U.N. Assembly Rejects Pro-arab Amendments to Resolution on Refugees

A plenary session of the United Nations General Assembly today killed the two pro-Arab amendments to an American resolution passed yesterday by a committee dealing with the Arab refugee problem.

The plenary session adopted the American resolution minus the proposed amendments without a single negative vote. The final balloting on the American draft, for which Israel voted, was 62 in favor, none against and 37 abstentions. The abstentions included the Arab and Soviet blocs.

As adopted, the resolution recalls a series of Assembly resolutions adopted here since 1948, notes “with deep regret that repatriation or compensation of the refugees” has not been effected; that no substantial progress has been made “for the re-integration of the refugees either by repatriation or resettlement”; and that, therefore, the situation of the refugees “continues to be a matter of serious concern.”

The resolution requests the Palestine Conciliation Commission to “intensify” its efforts for implementation of a 1948 Assembly resolution which called not only for repatriation or compensation of the refugees but also for their possible resettlement or reintegration into the Middle East economies.

The resolution further requested the PCC to “intensify its work on the identification and evaluation of Arab refugee immovable properties in Palestine” and to make every effort to complete this work by September 1, 1962.

It also requests the Secretary General of the United Nations to help the PCC by making available “such additional staff and administrative facilities as may be required.”

The next operative clause of the resolution calls upon all member governments to contribute and increase their contributions for the work of the United Nations Relief and Works Agency for Palestine Refugees in the Near East. This clause pointedly “urges non-contributing governments” to contribute to UNRWA. That phrasing was directed at the Soviet Union and other members of the Soviet bloc who have never contributed any money to UNRWA. Mauretania led a drive in the Assembly committee debating the refugee issue yesterday to delete the shaft aimed at the Soviet bloc, but was defeated.

AMENDMENTS FAIL TO OBTAIN NECESSARY TWO-THIRDS ASSEMBLY VOTE

In separate balloting on the two pro-Arab amendments attached to the American draft yesterday by the Assembly’s Special Political Committee, both amendments received simple majorities but fell through because they did not obtain the necessary two-thirds vote.

The first of the amendments called for reconstitution of the Palestine Conciliation Commission and its enlargement of the present three members to five.

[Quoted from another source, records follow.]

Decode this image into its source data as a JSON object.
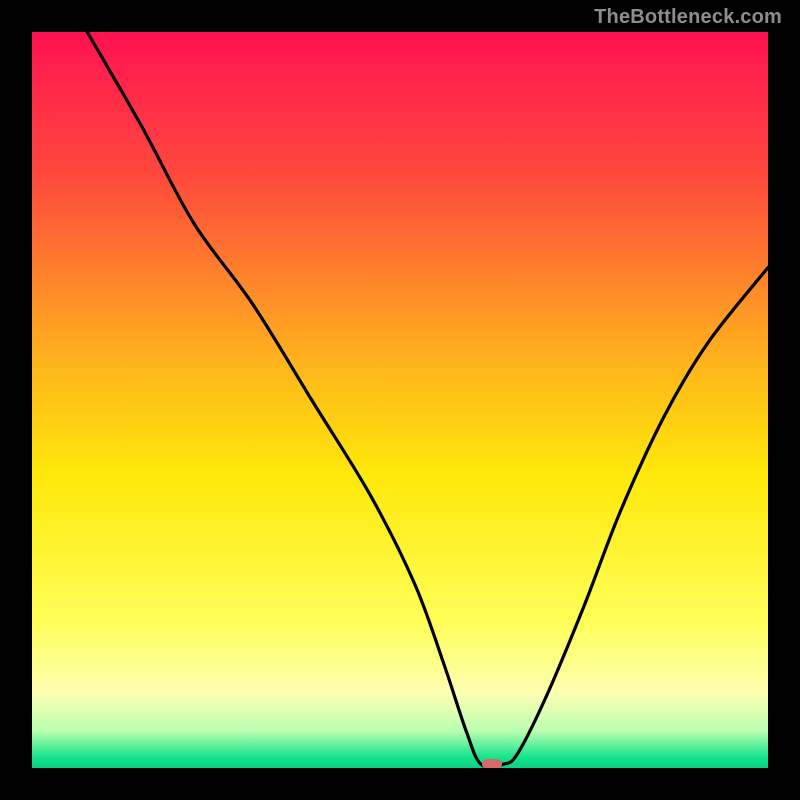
{
  "watermark": {
    "text": "TheBottleneck.com",
    "color": "#8d8d8d"
  },
  "chart_data": {
    "type": "line",
    "title": "",
    "xlabel": "",
    "ylabel": "",
    "xlim": [
      0,
      100
    ],
    "ylim": [
      0,
      100
    ],
    "grid": false,
    "legend": false,
    "background_gradient_stops": [
      {
        "pos": 0.0,
        "color": "#ff1152"
      },
      {
        "pos": 0.2,
        "color": "#ff4b3c"
      },
      {
        "pos": 0.45,
        "color": "#ffb41c"
      },
      {
        "pos": 0.6,
        "color": "#ffe80a"
      },
      {
        "pos": 0.8,
        "color": "#ffff57"
      },
      {
        "pos": 0.9,
        "color": "#fdffb3"
      },
      {
        "pos": 0.95,
        "color": "#b9ffb0"
      },
      {
        "pos": 0.985,
        "color": "#16e58c"
      },
      {
        "pos": 1.0,
        "color": "#0bd184"
      }
    ],
    "series": [
      {
        "name": "bottleneck-curve",
        "color": "#000000",
        "x": [
          7.5,
          15,
          22,
          30,
          38,
          46,
          52,
          56,
          59,
          61,
          64,
          66,
          70,
          75,
          80,
          86,
          92,
          100
        ],
        "y": [
          100,
          87,
          74,
          63,
          50,
          37,
          25,
          14,
          5,
          0.5,
          0.5,
          2,
          10,
          22,
          35,
          48,
          58,
          68
        ]
      }
    ],
    "marker": {
      "name": "optimal-point",
      "x": 62.5,
      "y": 0.5,
      "width_pct": 2.8,
      "height_pct": 1.4,
      "color": "#d56a6d"
    }
  }
}
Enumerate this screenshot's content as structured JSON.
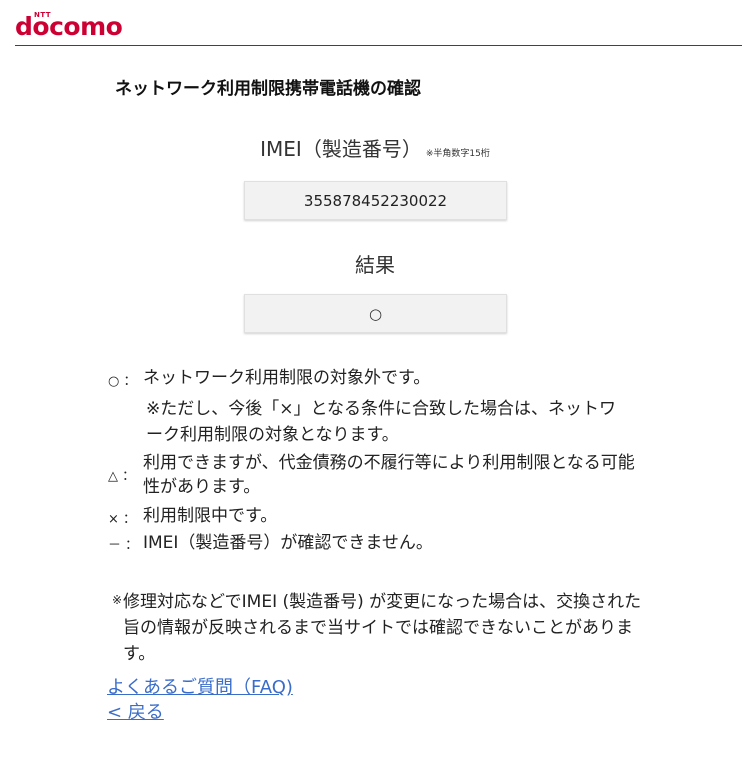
{
  "header": {
    "logo_small": "NTT",
    "logo_main": "docomo",
    "accent_color": "#cc0033"
  },
  "page_title": "ネットワーク利用制限携帯電話機の確認",
  "imei": {
    "label": "IMEI（製造番号）",
    "note": "※半角数字15桁",
    "value": "355878452230022"
  },
  "result": {
    "label": "結果",
    "symbol": "○"
  },
  "legend": [
    {
      "symbol": "○ ：",
      "text": "ネットワーク利用制限の対象外です。",
      "sub": "※ただし、今後「×」となる条件に合致した場合は、ネットワーク利用制限の対象となります。"
    },
    {
      "symbol": "△ ：",
      "text": "利用できますが、代金債務の不履行等により利用制限となる可能性があります。"
    },
    {
      "symbol": "× ：",
      "text": "利用制限中です。"
    },
    {
      "symbol": "－ ：",
      "text": "IMEI（製造番号）が確認できません。"
    }
  ],
  "footnote": {
    "mark": "※",
    "text": "修理対応などでIMEI (製造番号) が変更になった場合は、交換された旨の情報が反映されるまで当サイトでは確認できないことがあります。"
  },
  "links": {
    "faq": "よくあるご質問（FAQ)",
    "back": "< 戻る",
    "link_color": "#3a6cc9"
  }
}
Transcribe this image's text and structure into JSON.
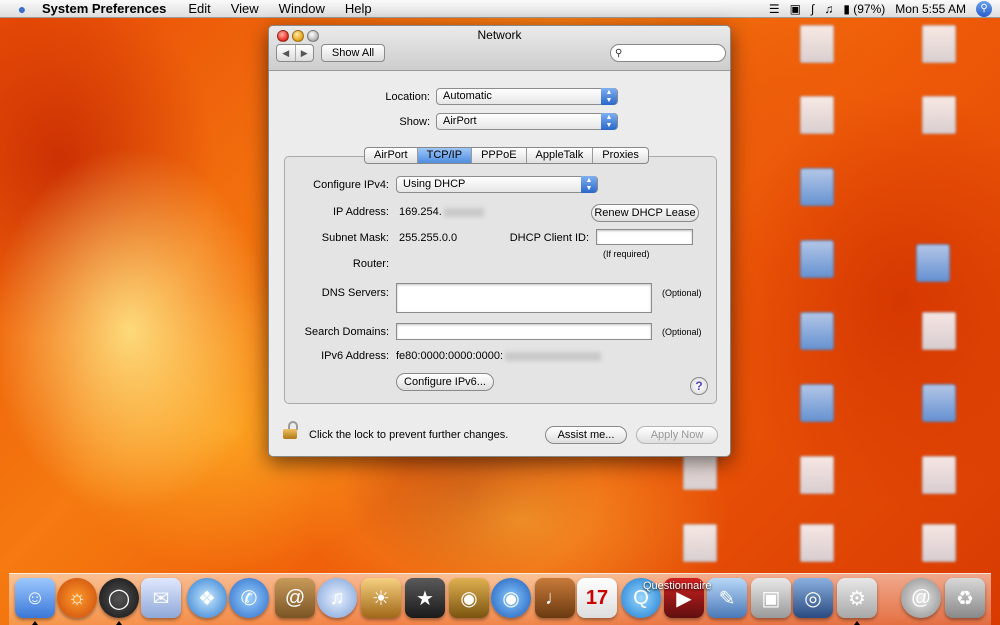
{
  "menubar": {
    "app_name": "System Preferences",
    "menus": [
      "Edit",
      "View",
      "Window",
      "Help"
    ],
    "battery": "(97%)",
    "clock": "Mon 5:55 AM"
  },
  "window": {
    "title": "Network",
    "show_all": "Show All",
    "location_label": "Location:",
    "location_value": "Automatic",
    "show_label": "Show:",
    "show_value": "AirPort",
    "tabs": [
      "AirPort",
      "TCP/IP",
      "PPPoE",
      "AppleTalk",
      "Proxies"
    ],
    "selected_tab": "TCP/IP",
    "configure_ipv4_label": "Configure IPv4:",
    "configure_ipv4_value": "Using DHCP",
    "ip_label": "IP Address:",
    "ip_value": "169.254.",
    "renew_button": "Renew DHCP Lease",
    "subnet_label": "Subnet Mask:",
    "subnet_value": "255.255.0.0",
    "dhcp_client_label": "DHCP Client ID:",
    "dhcp_client_value": "",
    "if_required": "(If required)",
    "router_label": "Router:",
    "dns_label": "DNS Servers:",
    "optional": "(Optional)",
    "search_domains_label": "Search Domains:",
    "ipv6_label": "IPv6 Address:",
    "ipv6_value": "fe80:0000:0000:0000:",
    "configure_ipv6_button": "Configure IPv6...",
    "help": "?",
    "lock_text": "Click the lock to prevent further changes.",
    "assist_button": "Assist me...",
    "apply_button": "Apply Now"
  },
  "dock": {
    "label": "Questionnaire"
  }
}
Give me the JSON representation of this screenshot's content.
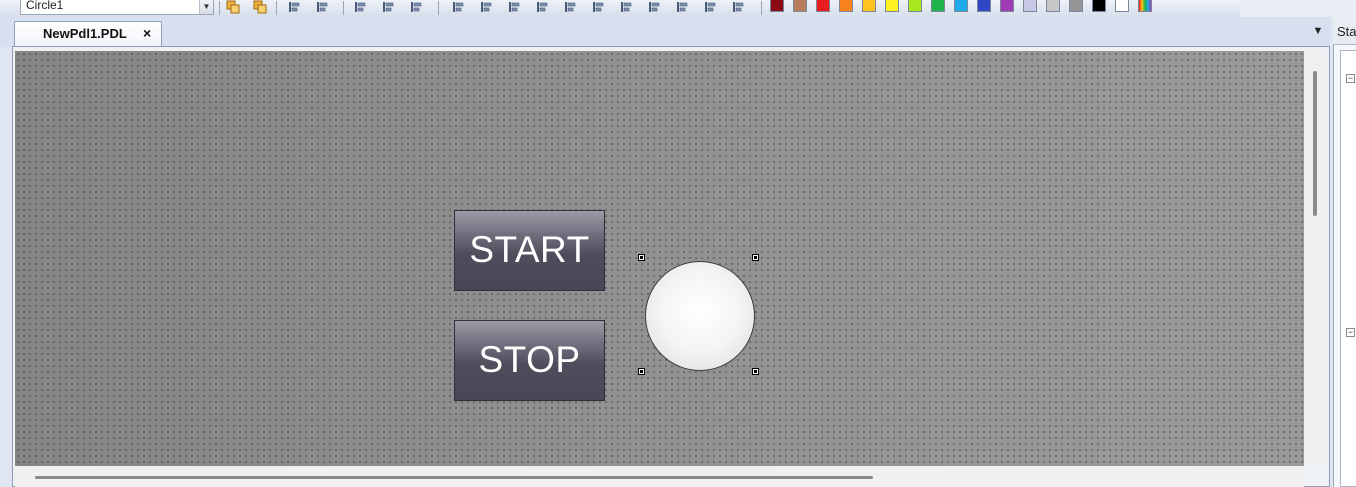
{
  "toolbar": {
    "object_selector": {
      "value": "Circle1"
    },
    "icons": [
      "bring-to-front-icon",
      "send-to-back-icon",
      "magic-wand-icon",
      "eyedropper-icon",
      "flip-vertical-icon",
      "flip-horizontal-icon",
      "rotate-icon",
      "align-left-icon",
      "align-right-icon",
      "align-top-icon",
      "align-bottom-icon",
      "center-horizontal-icon",
      "center-vertical-icon",
      "distribute-horizontal-icon",
      "distribute-vertical-icon",
      "same-width-icon",
      "same-height-icon",
      "same-size-icon"
    ],
    "palette": [
      "#8b0a14",
      "#b87d5c",
      "#e81e1e",
      "#f7821e",
      "#ffc21e",
      "#fff21e",
      "#a8e61e",
      "#1eb44b",
      "#1eaae6",
      "#3246c8",
      "#a03cb4",
      "#c8c8e6",
      "#c8c8c8",
      "#969696",
      "#000000",
      "#ffffff",
      "rainbow"
    ]
  },
  "tabs": [
    {
      "label": "NewPdl1.PDL",
      "close": "×"
    }
  ],
  "tab_menu_glyph": "▼",
  "canvas": {
    "buttons": [
      {
        "label": "START"
      },
      {
        "label": "STOP"
      }
    ],
    "selected_object": "Circle1"
  },
  "side_panel": {
    "title": "Sta",
    "toggles": [
      "−",
      "−"
    ]
  },
  "colors": {
    "canvas_bg": "#8e8e8e",
    "button_face": "#4d4d5b",
    "circle_fill": "#f4f4f4"
  }
}
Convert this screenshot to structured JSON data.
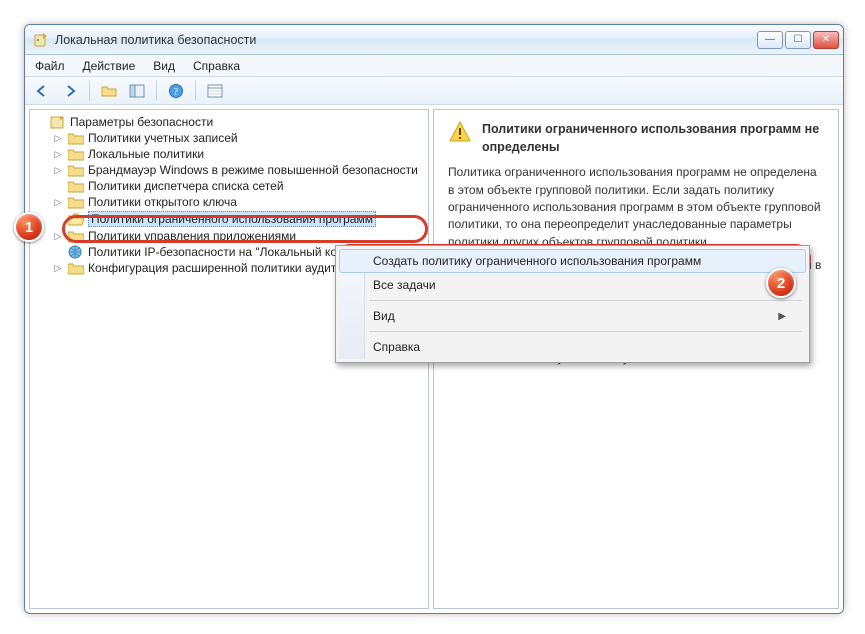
{
  "window": {
    "title": "Локальная политика безопасности"
  },
  "menu": {
    "file": "Файл",
    "action": "Действие",
    "view": "Вид",
    "help": "Справка"
  },
  "tree": {
    "root": "Параметры безопасности",
    "n0": "Политики учетных записей",
    "n1": "Локальные политики",
    "n2": "Брандмауэр Windows в режиме повышенной безопасности",
    "n3": "Политики диспетчера списка сетей",
    "n4": "Политики открытого ключа",
    "n5": "Политики ограниченного использования программ",
    "n6": "Политики управления приложениями",
    "n7": "Политики IP-безопасности на \"Локальный компьютер\"",
    "n8": "Конфигурация расширенной политики аудита"
  },
  "detail": {
    "title": "Политики ограниченного использования программ не определены",
    "p1": "Политика ограниченного использования программ не определена в этом объекте групповой политики. Если задать политику ограниченного использования программ в этом объекте групповой политики, то она переопределит унаследованные параметры политики других объектов групповой политики.",
    "p2": "Для установки политики ограниченного использования программ в меню \"Действие\" выберите команду \"Создать политику ограниченного использования программ\".",
    "p3": "Примечание. После установки политики ограниченного использования программ необходимо перезагрузить компьютер, чтобы политика вступила в силу."
  },
  "ctx": {
    "create": "Создать политику ограниченного использования программ",
    "all_tasks": "Все задачи",
    "view": "Вид",
    "help": "Справка"
  },
  "callout": {
    "one": "1",
    "two": "2"
  }
}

On this amendment the plenary voted 44 in favor, 29 against with 25 abstentions. All the leading Western Powers, led by the United States, Britain and France, voted against the amendment, as did Israel.

The second amendment would have requested the reconstituted Conciliation Commission “to take measures for the protection of the rights, property and interests of the Palestine Arab refugees, located in Israel.” This was, according to Michael S. Comay, Israel’s permanent representative here, only “a thinly veiled” revival of an Arab effort defeated by the Assembly last April to establish some form of UN custodianship over alleged Arab property in Israel.

U.S. FRANCE, BRITAIN LEAD OPPOSITION TO PRO-ARAB AMENDMENTS

On the property amendment, the United States, Britain and France again led the opposition. The voting on that clause showed 40 in favor, 37 against with 21 abstentions.

Before the voting began, Mr. Comay voiced a brief, but sharp plea before the Assembly for the rejection of the pro-Arab amendments. Reconstitution of the PCC which consists of representatives of the U.S., France and Turkey–would, Mr. Comay said, alter the character of the body “from a conciliation organ to an organ of coercion.”

As for the clause dealing with property, Mr. Comay said it would be against Israel’s sovereignty and Israel’s domestic property legislation to agree to such a clause.

NEXT STORY